*Case* (*g*): *γ*>γ_{2}

There is a unique solution with a constant strain, which is given by the unique positive root of (6.4).

The stability issues of these solutions will not be addressed here for an infinitely long cylinder. In part II, when we consider two boundary-value problems, we shall use the energy criterion to address the preferred configurations.

## 7. Conclusions

Starting from the three-dimensional field equations, by a proper transformation and suitable scalings, we identify a small variable and two small parameters, which characterize the problem of phase transitions in a slender elastic cylinder. Then, through a series expansion in the small variable and an asymptotic expansion in the small parameter (measuring the material nonlinearity) and tedious calculations, we derive the proper asymptotic model equation that takes into account the influences of the radial deformation and traction-free boundary conditions. It turns out that this equation contains a higher-order derivative whose coefficient is proportional to *a*^{2}. This shows the importance of the lateral size of the specimen. An alternative derivation based on Whitham's approach is also presented. Then, we give the bounded solutions for an infinite cylinder. For example, a solution whose expression is represented by the elementary tanh function is obtained, and it appears that it describes a two-phase deformation with a smooth phase boundary. It is also found that the thickness of the phase boundary is proportional to the radius, which is in agreement with experimental observations. The authors are not aware that anyone has provided any analytical/numerical solution to describe the nucleation process. Here, we also give an interesting solution (based on a static problem), which appears to describe the nucleation process. From the point of view of the energy distribution, it is discovered that the nucleation process is one of energy localizations, concentrations and separation.

## Acknowledgments

The work described in this paper is fully supported by a grant from the Research Grants Council of the HKSAR, China (Project No. Cityu 1225/03E). The authors would like to thank Professors Y.B. Fu and Q.P. Sun for valuable discussions.

## Appendix A

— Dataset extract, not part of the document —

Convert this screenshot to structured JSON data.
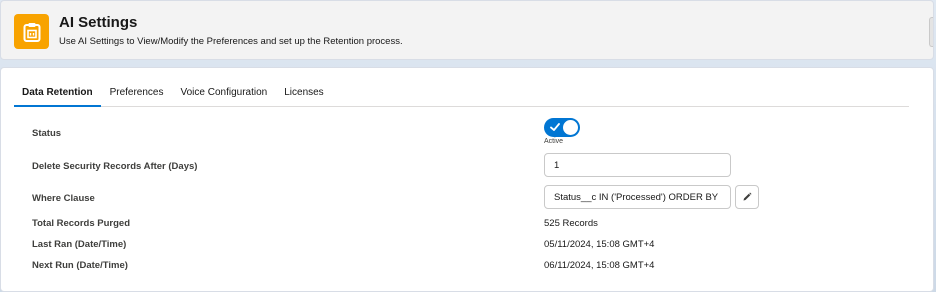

The non-dimensional field equations (i.e. the full forms of equations (3.3) and (3.4)) are given below(A1)

(A2)

- Received September 24, 2004.
- Accepted August 1, 2005.

- © 2005 The Royal Society